According to Kenyan officials, releasing the documents would undermine Kenya’s national security, “as the terms of the contract relate to foreign government information with national security and external relations implications.”
The Kenyan government is reportedly finding it increasingly difficult to repay debts related to Chinese-funded infrastructure projects. Debt service has climbed to 135.5% in the current year. Amid the growing energy crisis and rising food prices due to the Russian-Ukrainian conflict as well as Covid-19 shocks, Nairobi is facing difficulties in servicing Chinese debt due to the foreign exchange constraints and declining public revenues.
Earlier in December 2021, Beijing rejected Nairobi’s request to defer debt obligations as Kenya intended to avoid the bulk payment due to China in the first half of the current fiscal year. learned ET.
Chinese lenders were also uncomfortable with Kenya’s request to extend Covid-induced debt service suspension programs, as evidenced by the subsequent delay in disbursements of active Chinese-funded projects, mainly in the electricity transmission sub-sector. Nairobi was forced to drop a request for suspension of debt service over fears of Chinese discontent.
Fearful of losing control, Beijing has sought to negotiate its debt relief deals with poor countries separately from the G20 framework, despite applying the same terms. Separate negotiations were preferred to secure Beijing’s reserved right to decide which loans and the size to be subject to the repayment moratorium.
Kenyans have often claimed that Chinese-funded projects are secretive, expensive and debt-inducing. Although these projects have imposed an additional burden on the population, state assets are at risk due to the risks of debt service failure, given the limited flow of revenue from these projects.
According to AidData, a US research lab, the terms of Beijing’s loan agreements with developing countries are generally secretive and require borrowing countries to prioritize repayment to Chinese state-owned banks over other creditors. He also observed that contracts had become more secretive over time and that all Kenyan contracts since 2014 had a confidentiality clause.
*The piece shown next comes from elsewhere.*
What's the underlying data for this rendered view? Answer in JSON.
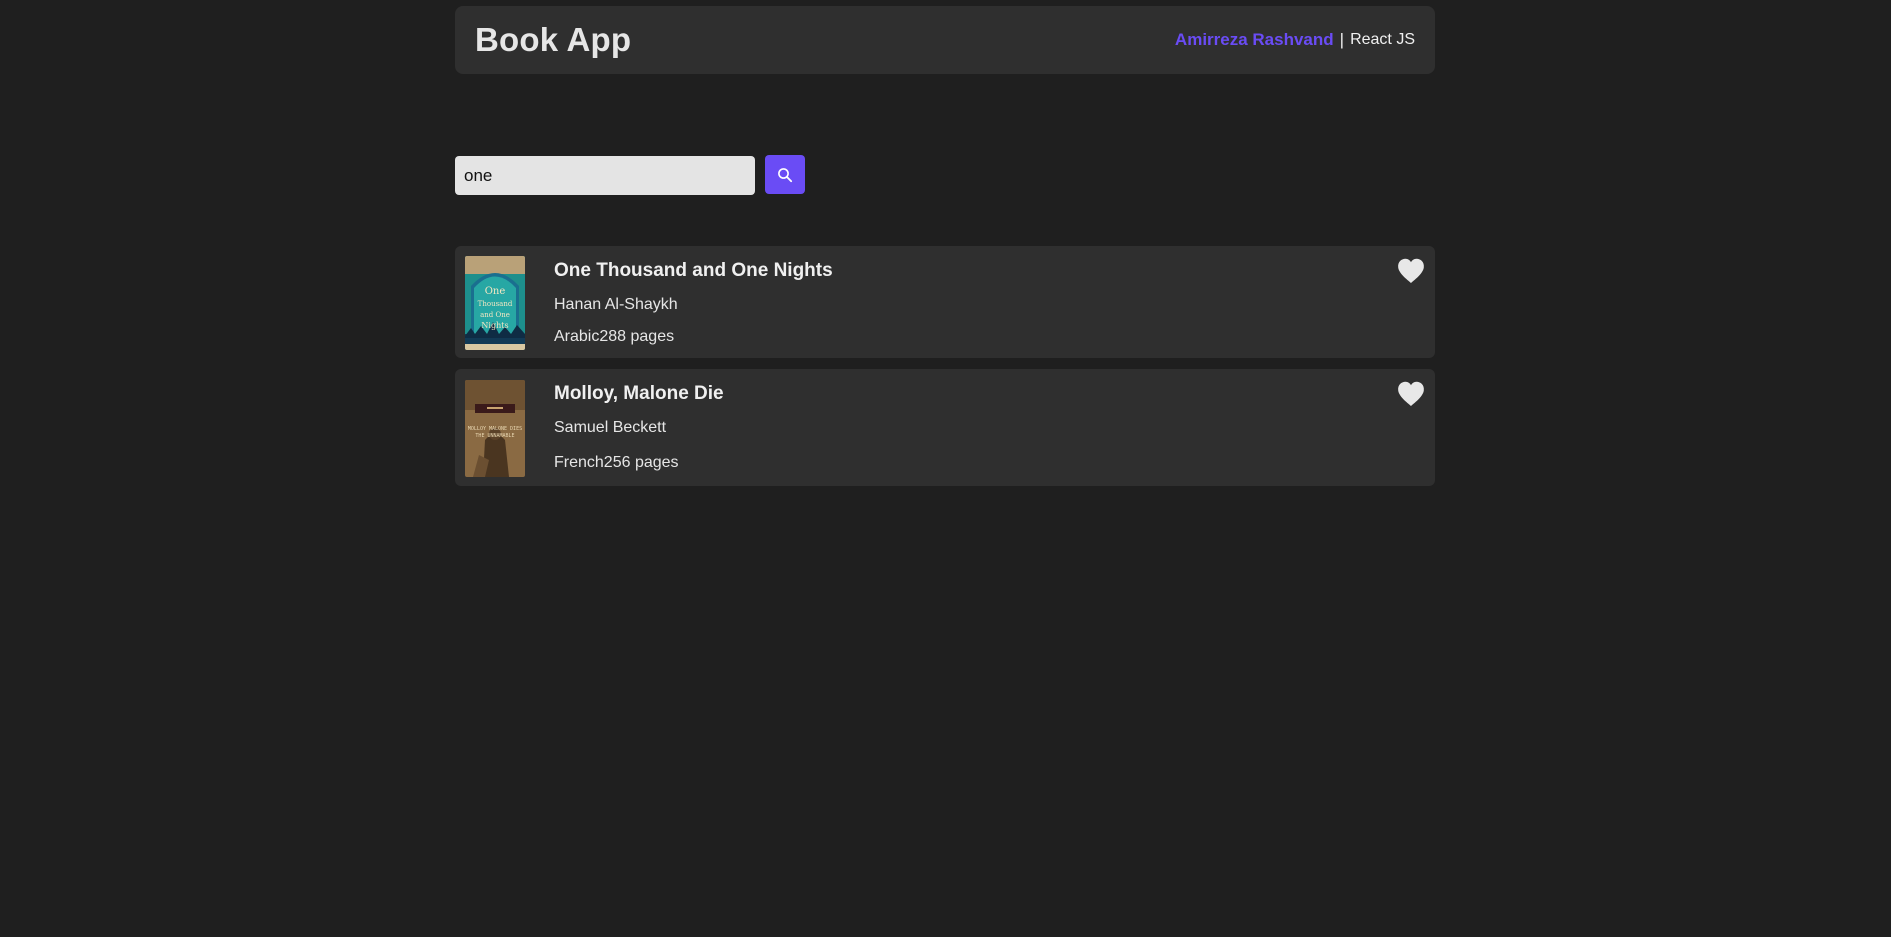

The World Bank president also noted that China needs to improve its lending practices in the developing world, especially in terms of transparency in lending programs. The International Monetary Fund constantly warns African and other Third World countries
that the increase in Chinese debt is dangerous. He points out that Chinese creditors often create instability and vulnerabilities in recipient countries.
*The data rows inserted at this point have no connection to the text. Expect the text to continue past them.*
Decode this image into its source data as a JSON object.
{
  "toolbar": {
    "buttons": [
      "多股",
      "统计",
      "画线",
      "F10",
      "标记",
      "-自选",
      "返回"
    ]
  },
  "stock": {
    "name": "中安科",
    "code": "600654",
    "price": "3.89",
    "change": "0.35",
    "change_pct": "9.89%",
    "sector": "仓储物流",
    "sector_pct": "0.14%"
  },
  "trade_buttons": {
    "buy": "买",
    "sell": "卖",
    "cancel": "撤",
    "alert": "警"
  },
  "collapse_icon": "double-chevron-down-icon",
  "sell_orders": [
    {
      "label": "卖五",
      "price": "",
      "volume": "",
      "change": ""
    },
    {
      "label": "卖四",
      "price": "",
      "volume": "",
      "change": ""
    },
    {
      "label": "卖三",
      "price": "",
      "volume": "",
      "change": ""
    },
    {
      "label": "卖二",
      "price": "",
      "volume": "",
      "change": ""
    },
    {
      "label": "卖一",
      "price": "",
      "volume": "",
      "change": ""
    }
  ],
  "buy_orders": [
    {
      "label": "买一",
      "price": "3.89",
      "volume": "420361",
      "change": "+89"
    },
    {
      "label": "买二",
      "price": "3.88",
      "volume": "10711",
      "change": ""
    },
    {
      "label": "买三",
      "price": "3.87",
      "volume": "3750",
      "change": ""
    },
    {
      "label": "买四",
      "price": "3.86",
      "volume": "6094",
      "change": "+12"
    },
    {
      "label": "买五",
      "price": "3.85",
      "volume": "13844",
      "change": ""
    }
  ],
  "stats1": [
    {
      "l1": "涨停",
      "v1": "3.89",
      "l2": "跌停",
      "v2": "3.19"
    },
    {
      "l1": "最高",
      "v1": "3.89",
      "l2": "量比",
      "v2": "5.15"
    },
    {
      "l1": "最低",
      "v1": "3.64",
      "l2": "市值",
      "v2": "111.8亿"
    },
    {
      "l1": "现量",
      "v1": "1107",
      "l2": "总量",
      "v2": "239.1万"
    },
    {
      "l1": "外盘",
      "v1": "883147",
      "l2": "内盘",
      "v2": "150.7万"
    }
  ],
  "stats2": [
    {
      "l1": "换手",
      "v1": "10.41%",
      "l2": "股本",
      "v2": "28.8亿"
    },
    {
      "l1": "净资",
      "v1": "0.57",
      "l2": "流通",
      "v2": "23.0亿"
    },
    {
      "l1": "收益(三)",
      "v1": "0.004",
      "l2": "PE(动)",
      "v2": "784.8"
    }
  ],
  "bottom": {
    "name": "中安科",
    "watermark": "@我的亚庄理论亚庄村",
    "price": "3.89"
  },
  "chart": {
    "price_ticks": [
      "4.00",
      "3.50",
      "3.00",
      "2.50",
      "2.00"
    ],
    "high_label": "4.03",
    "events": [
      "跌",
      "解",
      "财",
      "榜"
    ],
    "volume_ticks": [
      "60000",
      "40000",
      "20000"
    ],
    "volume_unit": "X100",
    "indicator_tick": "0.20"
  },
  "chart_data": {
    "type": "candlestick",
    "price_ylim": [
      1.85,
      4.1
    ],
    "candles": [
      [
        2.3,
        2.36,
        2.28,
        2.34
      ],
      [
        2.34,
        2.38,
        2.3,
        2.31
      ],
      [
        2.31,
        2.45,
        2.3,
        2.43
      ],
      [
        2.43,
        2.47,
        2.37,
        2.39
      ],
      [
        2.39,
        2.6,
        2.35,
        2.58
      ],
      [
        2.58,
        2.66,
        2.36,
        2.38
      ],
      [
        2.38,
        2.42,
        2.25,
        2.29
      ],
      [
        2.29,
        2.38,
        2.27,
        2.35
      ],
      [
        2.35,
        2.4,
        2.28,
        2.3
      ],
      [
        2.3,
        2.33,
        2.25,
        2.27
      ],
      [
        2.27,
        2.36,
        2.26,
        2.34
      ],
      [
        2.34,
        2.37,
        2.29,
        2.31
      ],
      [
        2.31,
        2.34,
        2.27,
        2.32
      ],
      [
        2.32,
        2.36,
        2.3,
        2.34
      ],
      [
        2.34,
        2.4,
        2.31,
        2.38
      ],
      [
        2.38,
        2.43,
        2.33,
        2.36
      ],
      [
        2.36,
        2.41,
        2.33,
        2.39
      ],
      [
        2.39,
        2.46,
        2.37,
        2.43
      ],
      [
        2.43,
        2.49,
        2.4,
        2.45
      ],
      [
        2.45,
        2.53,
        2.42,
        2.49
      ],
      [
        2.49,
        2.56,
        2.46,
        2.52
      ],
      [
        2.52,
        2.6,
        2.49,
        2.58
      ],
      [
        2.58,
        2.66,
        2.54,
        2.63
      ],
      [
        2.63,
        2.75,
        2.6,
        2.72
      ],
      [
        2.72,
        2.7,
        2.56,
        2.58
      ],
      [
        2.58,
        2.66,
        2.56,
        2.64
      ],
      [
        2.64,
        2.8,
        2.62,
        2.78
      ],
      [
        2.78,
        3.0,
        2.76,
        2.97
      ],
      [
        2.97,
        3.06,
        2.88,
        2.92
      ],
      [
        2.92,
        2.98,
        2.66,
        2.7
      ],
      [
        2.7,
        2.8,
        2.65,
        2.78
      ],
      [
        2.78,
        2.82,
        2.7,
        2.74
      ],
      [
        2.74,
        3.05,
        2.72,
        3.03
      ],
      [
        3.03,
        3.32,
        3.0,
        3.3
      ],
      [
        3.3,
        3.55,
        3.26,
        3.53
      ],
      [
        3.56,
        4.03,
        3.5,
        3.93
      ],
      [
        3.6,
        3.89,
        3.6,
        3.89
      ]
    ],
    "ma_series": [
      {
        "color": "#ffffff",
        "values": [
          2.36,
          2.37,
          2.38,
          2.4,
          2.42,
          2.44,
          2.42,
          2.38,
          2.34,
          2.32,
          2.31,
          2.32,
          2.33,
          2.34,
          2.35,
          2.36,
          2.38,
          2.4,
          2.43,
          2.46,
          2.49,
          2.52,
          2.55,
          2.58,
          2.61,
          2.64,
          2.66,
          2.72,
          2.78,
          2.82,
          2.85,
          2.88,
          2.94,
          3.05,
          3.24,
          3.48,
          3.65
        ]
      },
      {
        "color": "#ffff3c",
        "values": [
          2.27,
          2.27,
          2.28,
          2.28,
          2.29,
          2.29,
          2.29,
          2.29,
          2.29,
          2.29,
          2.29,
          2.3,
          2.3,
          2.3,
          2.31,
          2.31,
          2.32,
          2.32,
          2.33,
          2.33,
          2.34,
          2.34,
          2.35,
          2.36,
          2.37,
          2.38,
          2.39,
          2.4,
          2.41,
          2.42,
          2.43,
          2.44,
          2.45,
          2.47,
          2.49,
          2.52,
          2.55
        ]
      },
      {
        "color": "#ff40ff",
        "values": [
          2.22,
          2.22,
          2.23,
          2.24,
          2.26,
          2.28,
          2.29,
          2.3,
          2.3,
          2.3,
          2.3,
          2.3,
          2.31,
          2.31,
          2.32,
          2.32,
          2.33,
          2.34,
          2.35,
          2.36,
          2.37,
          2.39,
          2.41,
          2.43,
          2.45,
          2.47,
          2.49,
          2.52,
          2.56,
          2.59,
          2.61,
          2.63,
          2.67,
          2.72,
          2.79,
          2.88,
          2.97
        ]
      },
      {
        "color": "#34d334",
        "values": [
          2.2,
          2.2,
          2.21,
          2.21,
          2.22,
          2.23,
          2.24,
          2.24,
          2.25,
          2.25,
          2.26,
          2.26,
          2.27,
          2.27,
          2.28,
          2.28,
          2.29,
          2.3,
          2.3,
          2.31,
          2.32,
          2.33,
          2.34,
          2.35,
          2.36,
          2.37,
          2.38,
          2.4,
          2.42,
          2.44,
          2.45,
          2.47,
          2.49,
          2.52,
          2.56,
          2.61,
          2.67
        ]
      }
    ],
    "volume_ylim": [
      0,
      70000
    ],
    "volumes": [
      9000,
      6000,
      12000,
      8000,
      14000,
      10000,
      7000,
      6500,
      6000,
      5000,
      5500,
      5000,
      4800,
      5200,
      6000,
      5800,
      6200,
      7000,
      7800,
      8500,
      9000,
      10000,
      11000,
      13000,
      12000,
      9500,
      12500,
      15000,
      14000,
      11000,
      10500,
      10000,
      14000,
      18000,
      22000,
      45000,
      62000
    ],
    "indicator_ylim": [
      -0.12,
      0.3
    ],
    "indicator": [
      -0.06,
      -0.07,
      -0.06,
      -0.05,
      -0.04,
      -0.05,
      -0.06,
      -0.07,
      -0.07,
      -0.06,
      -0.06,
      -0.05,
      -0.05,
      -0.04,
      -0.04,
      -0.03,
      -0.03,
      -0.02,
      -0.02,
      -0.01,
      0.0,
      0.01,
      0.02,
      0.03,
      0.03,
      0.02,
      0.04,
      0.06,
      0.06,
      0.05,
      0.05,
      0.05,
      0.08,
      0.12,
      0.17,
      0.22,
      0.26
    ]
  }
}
Like other needy developing countries, the Kenyan government has shown a growing appetite for Chinese funding for its major infrastructure projects without giving much weight to its long-term economic implications. This often leads to an unsustainable debt service burden.
Kenya’s debt problem worsened after the country became a lower-middle-income economy, leading to the drying up of highly concessional loans from development lenders such as the World Bank Group. . Since 2014, the Kenyan government has mainly sought Chinese loans for large infrastructure projects such as roads, bridges, power stations and the Standard Gauge Railway (SGR). This
on Chinese short-term commercial loans has placed an additional burden on the Kenyan government’s debt service, it has been learned.
The SGR is Kenya’s most expensive infrastructure project and since its inception, the project has been marred by accusations of overcost and environmental degradation. Additionally, freight owners avoid SGR for reasons such as higher fees and longer time to clear goods compared to using trucks, ET has learned.
There are several other controversies related to Chinese loans in Kenya. In September 2021, Kenya’s State Department of Labor failed to pay China Jiangxi for work at a shopping mall. The Kenyan government was forced to negotiate compensation in July 2021 after canceling an airport terminal project. There are also concerns over the Chinese developer taking over the port of Mombasa if Kenya does not repay the loan, although Beijing has denied any such clause in the contract, ET have learned.
Kenya’s Directorate of Criminal Investigations had even summoned a Chinese contractor for failing to complete a 1.2 billion Ksh (Kenyan currency) water project in Siaya County, angering the Chinese government. The investigations were launched due to concerns about the contractor’s ability to complete the project.
Churchill Ogutu, an economist at IC Asset Managers, an Africa-focused investment bank, noted that “Chinese debt has reached or is about to decline in returns if large government spending in Kenya, for example, is something to do”. .
Meanwhile, Beijing’s loans to Kenya are already showing a downward trend. It is expected to decline to Ksh 29.46 billion for FY 2022-23 from Ksh 140.03 billion in 2015-16.
President Xi Jinping also revealed that China will cut its investment in Africa by a third in three years during the eighth Ministerial Conference of the Forum on China-Africa Cooperation (FOCAC) in November 2021. projects aimed at gaining strategic access to Africa’s natural resources.